Whitefish salad on a bagel with onion and tomato
Whitefish salad on a bagel with onion and tomato
CourseBreakfast or lunch
Main ingredientsFreshwater whitefish and mayonnaise

Whitefish salad is a salad of smoked freshwater whitefish and mayonnaise. Whitefish salad is a staple fare of Ashkenazi Jewish American cuisine, often found at appetizing stores and Jewish delicatessens.[1][2] Common ingredients that can be added to whitefish salad include dill, lemon juice, capers, celery, chives, green peppers, vinegar, hard-boiled egg, and mustard.[citation needed] The mayonnaise can be substituted with sour cream, lebneh, or crème fraîche. Whitefish is often served on a bagel and eaten as a sandwich.

Whitefish salad is commonly served for Yom Kippur break fast and Hanukkah, as well as for sitting shivas, bar/bat mitzvahs, and other gatherings.[3][4] Tablet Magazine founder Alana Newhouse included whitefish salad in her book "The 100 Most Jewish Foods."[5] Food critic Mimi Sheraton recommends whitefish salad as a topping for toast or dark pumpernickel.

History

Whitefish salad originated in North America among Ashkenazi Jewish immigrants. Ashkenazi Jews discovered that the freshwater whitefish, found in the Great Lakes, was similar to freshwater whitefish found in Europe, and soon smoked freshwater whitefish became a staple of Ashkenazi Jewish appetizing stores and delicatessens and became an iconic example of Jewish American cuisine. Whitefish salad is a popular dish at breakfasts and morning celebrations, including brits and Sunday morning brunches.[6]

See also

References

  1. ^ "Smoked Whitefish Salad With Crème Fraîche and Capers". The New York Times. Retrieved 2020-08-31.
  2. ^ "Whitefish Salad with Labneh and Lemon Recipe". MyJewishLearning.com.

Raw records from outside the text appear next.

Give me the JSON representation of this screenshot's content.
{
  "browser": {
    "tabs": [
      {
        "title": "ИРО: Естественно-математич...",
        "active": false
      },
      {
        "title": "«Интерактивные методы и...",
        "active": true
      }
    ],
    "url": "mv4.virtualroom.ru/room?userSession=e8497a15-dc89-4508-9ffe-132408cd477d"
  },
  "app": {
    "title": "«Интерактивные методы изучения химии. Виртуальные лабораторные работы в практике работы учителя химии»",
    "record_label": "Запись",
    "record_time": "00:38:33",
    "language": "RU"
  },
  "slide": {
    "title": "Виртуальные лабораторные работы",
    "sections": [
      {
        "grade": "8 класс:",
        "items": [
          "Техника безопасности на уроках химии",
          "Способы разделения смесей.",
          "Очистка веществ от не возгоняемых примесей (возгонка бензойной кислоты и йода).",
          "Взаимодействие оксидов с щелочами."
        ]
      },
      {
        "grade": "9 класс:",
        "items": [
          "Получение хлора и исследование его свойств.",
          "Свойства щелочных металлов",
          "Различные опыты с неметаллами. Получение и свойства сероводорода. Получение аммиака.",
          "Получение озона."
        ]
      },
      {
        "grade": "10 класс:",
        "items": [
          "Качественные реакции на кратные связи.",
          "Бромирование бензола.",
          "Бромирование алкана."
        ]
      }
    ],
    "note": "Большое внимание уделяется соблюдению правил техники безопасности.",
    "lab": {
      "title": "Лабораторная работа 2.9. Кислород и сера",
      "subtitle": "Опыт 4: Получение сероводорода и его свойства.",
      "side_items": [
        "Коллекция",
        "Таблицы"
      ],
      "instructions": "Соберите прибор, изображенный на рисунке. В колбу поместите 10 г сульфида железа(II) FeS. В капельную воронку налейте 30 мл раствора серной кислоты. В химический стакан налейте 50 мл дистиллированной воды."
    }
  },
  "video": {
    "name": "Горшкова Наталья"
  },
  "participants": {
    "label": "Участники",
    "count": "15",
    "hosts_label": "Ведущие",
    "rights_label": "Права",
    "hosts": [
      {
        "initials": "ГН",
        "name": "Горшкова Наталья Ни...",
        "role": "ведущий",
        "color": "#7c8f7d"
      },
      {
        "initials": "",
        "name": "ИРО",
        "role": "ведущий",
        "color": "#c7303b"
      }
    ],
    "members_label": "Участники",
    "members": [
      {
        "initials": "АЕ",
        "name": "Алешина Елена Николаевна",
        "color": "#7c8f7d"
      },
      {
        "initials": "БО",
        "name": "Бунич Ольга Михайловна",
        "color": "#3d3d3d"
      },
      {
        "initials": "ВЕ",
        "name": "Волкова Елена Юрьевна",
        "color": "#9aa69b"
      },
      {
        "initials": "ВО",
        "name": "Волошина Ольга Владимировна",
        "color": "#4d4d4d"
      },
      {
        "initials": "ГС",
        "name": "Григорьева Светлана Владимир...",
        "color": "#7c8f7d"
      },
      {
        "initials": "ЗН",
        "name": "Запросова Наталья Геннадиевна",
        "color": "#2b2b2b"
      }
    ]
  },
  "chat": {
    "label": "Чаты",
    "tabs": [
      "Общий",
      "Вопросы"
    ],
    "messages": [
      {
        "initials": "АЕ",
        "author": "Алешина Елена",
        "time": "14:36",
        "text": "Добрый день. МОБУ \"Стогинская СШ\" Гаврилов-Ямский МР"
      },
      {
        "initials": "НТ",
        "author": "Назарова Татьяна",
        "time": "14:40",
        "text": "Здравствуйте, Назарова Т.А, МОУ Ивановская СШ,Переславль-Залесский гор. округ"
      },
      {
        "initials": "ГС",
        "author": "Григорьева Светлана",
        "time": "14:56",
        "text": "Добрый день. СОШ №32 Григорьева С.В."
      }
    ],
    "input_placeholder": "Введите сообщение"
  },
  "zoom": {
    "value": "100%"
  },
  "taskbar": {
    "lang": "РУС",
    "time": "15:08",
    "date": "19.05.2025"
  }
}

Retrieved 2020-08-31.
  3. ^ "Dang, That's Some Good Whitefish Salad". Men's Journal. Retrieved 2020-08-31.
  4. ^ Sheraton, Mimi (2015). 1,000 Foods To Eat Before You Die: A Food Lover's Life List. Workman Publishing Company. p. 467. ISBN 9780761183068.
  5. ^ Newhouse, Alana (2019). The 100 Most Jewish Foods:A Highly Debatable List. Artisan. p. 277. ISBN 9781579659271.
  6. ^ Marks, Gil (2010). The Encyclopedia of Jewish Food. ISBN 9780544186316.